Hope's Blood Diamond

According to legend, he was found in the Kollur mines near the famous Indian Yulkonda. In Europe, the blue diamond appeared in the sixties of the 17th century. It weighed 112 carats back then and was about the size of a golf ball, nearly three times its current size. The French traveler Travernier in 1669 fraudulently extracted it from the forehead of one of the Hindu deities and brought it to France. Louis XIV liked the adventurer's collection of diamonds so much that he, without hesitation, paid for it in terms of modern prices of about $ 100 million.

The blue diamond was the best fit for Louis, who was obsessed with precious stones, especially diamonds. After four years, the king decided to give the diamond a unique shine. After grinding and cutting, it became like a heart and "lost weight" to 67 carats. Rumors of the stunning blue diamond worn by the sun king on a ribbon around his neck spread throughout Europe. The stone began to be called "The Blue Frenchman".

After Louis XIV presented it to his mistress, Madame de Montespan, she was quickly replaced as Madame de Maintenon's favorite. Soon, one after another, people close to Louis died: a son, a brother, a grandson and a grandson's wife, the only person whom he truly loved.
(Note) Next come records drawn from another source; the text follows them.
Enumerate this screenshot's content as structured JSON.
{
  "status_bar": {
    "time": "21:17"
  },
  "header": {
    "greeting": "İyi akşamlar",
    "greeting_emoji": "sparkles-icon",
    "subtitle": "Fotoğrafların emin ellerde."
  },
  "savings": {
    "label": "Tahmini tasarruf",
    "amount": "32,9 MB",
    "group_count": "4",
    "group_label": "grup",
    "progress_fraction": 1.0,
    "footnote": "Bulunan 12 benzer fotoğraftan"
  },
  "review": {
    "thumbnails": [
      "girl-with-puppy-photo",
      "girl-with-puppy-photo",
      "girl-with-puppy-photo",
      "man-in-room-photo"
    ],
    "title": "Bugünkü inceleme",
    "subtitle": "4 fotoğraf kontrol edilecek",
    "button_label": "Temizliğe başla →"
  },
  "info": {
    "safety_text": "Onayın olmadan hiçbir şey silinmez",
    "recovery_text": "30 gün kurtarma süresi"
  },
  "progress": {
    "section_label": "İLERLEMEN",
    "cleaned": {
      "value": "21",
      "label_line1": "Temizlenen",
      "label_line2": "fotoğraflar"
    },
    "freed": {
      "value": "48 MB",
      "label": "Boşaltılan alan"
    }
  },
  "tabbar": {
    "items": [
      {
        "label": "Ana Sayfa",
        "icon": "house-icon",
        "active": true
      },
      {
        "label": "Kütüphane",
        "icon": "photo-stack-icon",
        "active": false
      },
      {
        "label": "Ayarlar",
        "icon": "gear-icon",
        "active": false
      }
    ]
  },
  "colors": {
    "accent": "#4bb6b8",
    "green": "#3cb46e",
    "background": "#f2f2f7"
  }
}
After becoming king in 1774, Louis XVI presented the gem to his wife, Marie Antoinette. The spouses did not notice that the clouds were gathering over them. On the night of June 20, 1791, Louis XVI, with his wife and children, tried to escape from Paris, but was recognized and captured. Having laid their heads on the guillotine, Louis XVI and Marie Antoinette increased the list of diamond owners who died a violent death.

In 1812, the blue diamond "floats" in London. It is clear that it was impossible to sell the most famous gem in Europe, the thief had the only possible way to sell it - re-cutting. And she was done. Therefore, the size of the diamond was now only 2.5 centimeters. Since 1830, the stone has been called the Hope Diamond.

The next owner of the diamond, a certain Frenchman named Kolot, went mad and committed suicide, having managed, however, to sell it to Prince Kanitovsky. After the death of Ivan Kanitovsky, the Hope diamond was bought by the Turkish sultan Abdul Hamid II, or, as he was also called, Adbul the Damned. By the nickname of the last Turkish sultan, it is easy to guess that the blue diamond did not bring him happiness. Abdul shot his wife, Sultana Salma Zobeida, on whom a stone was hanging at the time of the murder. In 1909, the revolutionaries overthrew him, and the jewelry was sold in Paris. Atmaz Hope was bought by a jeweler named Khabib. A few weeks later, the ship on which he sailed home sank 60 kilometers from Singapore.

Fears that the Hope diamond was lying on the seabed with the owner did not materialize. Evaline Walsh McLean, the daughter of a famous rich man, did not believe in superstition, but her life after buying a stone changed for the worse. Her brother died young, her eldest son died in a car accident at the age of nine. The husband drank heavily, and family life ended in divorce. The only daughter died of a drug overdose in 1946. Shocked by numerous tragedies, Evaline McLean died of pneumonia a year later. She died on Saturday, the day the banks were closed. Executors found the Hope diamond necklace on a radio in the kitchen and almost turned gray, not knowing where to hide it until Monday. Edgar Hoover allowed the necklace to be kept in the FBI safe.

In April 1949, New York jeweler Harry Winston bought all 74 pieces of Evaline McLean's jewelry collection for $ 1.5 million. After 9 years, he donated the Hope Diamond to the National Museum of Natural History in Washington DC. The valuable cargo went to Washington by registered parcel post. The postman delivering her was run over by a truck, and his leg was smashed. Soon his wife left him, then he fell out of the car and crashed. To top it all off, the beloved dog managed to strangle himself on a leash ...

To this day, the Hope Diamond never ceases to amaze gem connoisseurs. In 1965, experts found that when irradiated with ultraviolet rays, it glows for several minutes like a red-hot coal. Nothing like this has ever happened to other diamonds.